EXERCISE GOAL: The entries below are to be written out again without alteration.

GIVEN RECORDS:

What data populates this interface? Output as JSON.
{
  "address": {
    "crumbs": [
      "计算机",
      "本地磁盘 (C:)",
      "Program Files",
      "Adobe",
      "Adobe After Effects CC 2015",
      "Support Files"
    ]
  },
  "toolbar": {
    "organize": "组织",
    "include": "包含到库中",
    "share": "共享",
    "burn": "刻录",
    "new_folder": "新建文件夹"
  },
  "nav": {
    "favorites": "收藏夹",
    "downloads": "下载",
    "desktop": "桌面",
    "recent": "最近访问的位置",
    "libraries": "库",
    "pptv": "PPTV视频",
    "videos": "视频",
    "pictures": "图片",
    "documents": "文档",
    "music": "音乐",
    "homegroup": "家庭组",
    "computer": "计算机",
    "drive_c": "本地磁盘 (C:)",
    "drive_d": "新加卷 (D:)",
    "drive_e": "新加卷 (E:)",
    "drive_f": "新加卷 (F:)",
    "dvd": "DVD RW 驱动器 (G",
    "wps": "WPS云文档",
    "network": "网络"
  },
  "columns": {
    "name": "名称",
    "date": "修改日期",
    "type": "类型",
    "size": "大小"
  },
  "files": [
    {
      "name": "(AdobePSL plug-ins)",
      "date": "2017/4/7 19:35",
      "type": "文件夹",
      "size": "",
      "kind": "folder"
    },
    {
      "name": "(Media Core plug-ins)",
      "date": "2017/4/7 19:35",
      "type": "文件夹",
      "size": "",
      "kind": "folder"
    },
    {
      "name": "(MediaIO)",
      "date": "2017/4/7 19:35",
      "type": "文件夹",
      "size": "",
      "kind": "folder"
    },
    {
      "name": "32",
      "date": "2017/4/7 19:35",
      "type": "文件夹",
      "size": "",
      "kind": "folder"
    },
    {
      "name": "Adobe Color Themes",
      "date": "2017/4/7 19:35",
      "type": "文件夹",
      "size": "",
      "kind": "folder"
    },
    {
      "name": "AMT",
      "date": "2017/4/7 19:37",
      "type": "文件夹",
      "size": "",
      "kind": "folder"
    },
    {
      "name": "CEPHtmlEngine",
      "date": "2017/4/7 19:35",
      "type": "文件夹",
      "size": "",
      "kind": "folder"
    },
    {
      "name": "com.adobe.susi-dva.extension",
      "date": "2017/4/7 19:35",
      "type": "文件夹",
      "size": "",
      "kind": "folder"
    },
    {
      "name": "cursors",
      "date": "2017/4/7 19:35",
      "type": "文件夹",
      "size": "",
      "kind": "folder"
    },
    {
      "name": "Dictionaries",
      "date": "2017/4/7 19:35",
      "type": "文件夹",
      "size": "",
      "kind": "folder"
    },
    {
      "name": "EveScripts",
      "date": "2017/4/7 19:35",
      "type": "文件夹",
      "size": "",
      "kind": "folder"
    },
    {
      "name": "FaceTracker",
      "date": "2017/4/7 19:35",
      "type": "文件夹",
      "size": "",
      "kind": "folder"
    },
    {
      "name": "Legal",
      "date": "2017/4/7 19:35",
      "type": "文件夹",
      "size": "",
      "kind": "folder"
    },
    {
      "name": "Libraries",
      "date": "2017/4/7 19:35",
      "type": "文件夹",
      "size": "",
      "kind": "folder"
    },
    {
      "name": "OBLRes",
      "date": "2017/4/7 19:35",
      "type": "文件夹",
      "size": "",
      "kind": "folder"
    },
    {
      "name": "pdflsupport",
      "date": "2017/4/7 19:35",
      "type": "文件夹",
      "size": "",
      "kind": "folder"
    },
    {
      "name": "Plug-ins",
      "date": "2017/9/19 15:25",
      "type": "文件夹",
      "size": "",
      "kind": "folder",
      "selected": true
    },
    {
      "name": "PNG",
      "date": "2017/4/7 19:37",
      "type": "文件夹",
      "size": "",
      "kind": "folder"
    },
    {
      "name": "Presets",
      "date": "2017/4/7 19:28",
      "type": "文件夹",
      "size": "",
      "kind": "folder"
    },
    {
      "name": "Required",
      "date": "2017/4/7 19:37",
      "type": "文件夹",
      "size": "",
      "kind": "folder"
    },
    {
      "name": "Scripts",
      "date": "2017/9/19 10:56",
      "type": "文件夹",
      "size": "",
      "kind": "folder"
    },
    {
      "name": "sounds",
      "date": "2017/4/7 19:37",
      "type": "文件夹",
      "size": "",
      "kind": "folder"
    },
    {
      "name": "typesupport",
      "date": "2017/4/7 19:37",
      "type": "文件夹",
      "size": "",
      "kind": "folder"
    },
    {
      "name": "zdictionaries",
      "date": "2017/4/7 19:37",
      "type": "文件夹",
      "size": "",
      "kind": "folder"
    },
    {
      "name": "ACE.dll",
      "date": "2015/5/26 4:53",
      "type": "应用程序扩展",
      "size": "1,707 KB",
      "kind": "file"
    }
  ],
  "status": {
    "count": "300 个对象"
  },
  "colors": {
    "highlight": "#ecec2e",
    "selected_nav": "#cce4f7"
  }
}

OUTPUT FOR THIS EXERCISE:
What data populates this interface? Output as JSON.
{
  "address": {
    "crumbs": [
      "计算机",
      "本地磁盘 (C:)",
      "Program Files",
      "Adobe",
      "Adobe After Effects CC 2015",
      "Support Files"
    ]
  },
  "toolbar": {
    "organize": "组织",
    "include": "包含到库中",
    "share": "共享",
    "burn": "刻录",
    "new_folder": "新建文件夹"
  },
  "nav": {
    "favorites": "收藏夹",
    "downloads": "下载",
    "desktop": "桌面",
    "recent": "最近访问的位置",
    "libraries": "库",
    "pptv": "PPTV视频",
    "videos": "视频",
    "pictures": "图片",
    "documents": "文档",
    "music": "音乐",
    "homegroup": "家庭组",
    "computer": "计算机",
    "drive_c": "本地磁盘 (C:)",
    "drive_d": "新加卷 (D:)",
    "drive_e": "新加卷 (E:)",
    "drive_f": "新加卷 (F:)",
    "dvd": "DVD RW 驱动器 (G",
    "wps": "WPS云文档",
    "network": "网络"
  },
  "columns": {
    "name": "名称",
    "date": "修改日期",
    "type": "类型",
    "size": "大小"
  },
  "files": [
    {
      "name": "(AdobePSL plug-ins)",
      "date": "2017/4/7 19:35",
      "type": "文件夹",
      "size": "",
      "kind": "folder"
    },
    {
      "name": "(Media Core plug-ins)",
      "date": "2017/4/7 19:35",
      "type": "文件夹",
      "size": "",
      "kind": "folder"
    },
    {
      "name": "(MediaIO)",
      "date": "2017/4/7 19:35",
      "type": "文件夹",
      "size": "",
      "kind": "folder"
    },
    {
      "name": "32",
      "date": "2017/4/7 19:35",
      "type": "文件夹",
      "size": "",
      "kind": "folder"
    },
    {
      "name": "Adobe Color Themes",
      "date": "2017/4/7 19:35",
      "type": "文件夹",
      "size": "",
      "kind": "folder"
    },
    {
      "name": "AMT",
      "date": "2017/4/7 19:37",
      "type": "文件夹",
      "size": "",
      "kind": "folder"
    },
    {
      "name": "CEPHtmlEngine",
      "date": "2017/4/7 19:35",
      "type": "文件夹",
      "size": "",
      "kind": "folder"
    },
    {
      "name": "com.adobe.susi-dva.extension",
      "date": "2017/4/7 19:35",
      "type": "文件夹",
      "size": "",
      "kind": "folder"
    },
    {
      "name": "cursors",
      "date": "2017/4/7 19:35",
      "type": "文件夹",
      "size": "",
      "kind": "folder"
    },
    {
      "name": "Dictionaries",
      "date": "2017/4/7 19:35",
      "type": "文件夹",
      "size": "",
      "kind": "folder"
    },
    {
      "name": "EveScripts",
      "date": "2017/4/7 19:35",
      "type": "文件夹",
      "size": "",
      "kind": "folder"
    },
    {
      "name": "FaceTracker",
      "date": "2017/4/7 19:35",
      "type": "文件夹",
      "size": "",
      "kind": "folder"
    },
    {
      "name": "Legal",
      "date": "2017/4/7 19:35",
      "type": "文件夹",
      "size": "",
      "kind": "folder"
    },
    {
      "name": "Libraries",
      "date": "2017/4/7 19:35",
      "type": "文件夹",
      "size": "",
      "kind": "folder"
    },
    {
      "name": "OBLRes",
      "date": "2017/4/7 19:35",
      "type": "文件夹",
      "size": "",
      "kind": "folder"
    },
    {
      "name": "pdflsupport",
      "date": "2017/4/7 19:35",
      "type": "文件夹",
      "size": "",
      "kind": "folder"
    },
    {
      "name": "Plug-ins",
      "date": "2017/9/19 15:25",
      "type": "文件夹",
      "size": "",
      "kind": "folder",
      "selected": true
    },
    {
      "name": "PNG",
      "date": "2017/4/7 19:37",
      "type": "文件夹",
      "size": "",
      "kind": "folder"
    },
    {
      "name": "Presets",
      "date": "2017/4/7 19:28",
      "type": "文件夹",
      "size": "",
      "kind": "folder"
    },
    {
      "name": "Required",
      "date": "2017/4/7 19:37",
      "type": "文件夹",
      "size": "",
      "kind": "folder"
    },
    {
      "name": "Scripts",
      "date": "2017/9/19 10:56",
      "type": "文件夹",
      "size": "",
      "kind": "folder"
    },
    {
      "name": "sounds",
      "date": "2017/4/7 19:37",
      "type": "文件夹",
      "size": "",
      "kind": "folder"
    },
    {
      "name": "typesupport",
      "date": "2017/4/7 19:37",
      "type": "文件夹",
      "size": "",
      "kind": "folder"
    },
    {
      "name": "zdictionaries",
      "date": "2017/4/7 19:37",
      "type": "文件夹",
      "size": "",
      "kind": "folder"
    },
    {
      "name": "ACE.dll",
      "date": "2015/5/26 4:53",
      "type": "应用程序扩展",
      "size": "1,707 KB",
      "kind": "file"
    }
  ],
  "status": {
    "count": "300 个对象"
  },
  "colors": {
    "highlight": "#ecec2e",
    "selected_nav": "#cce4f7"
  }
}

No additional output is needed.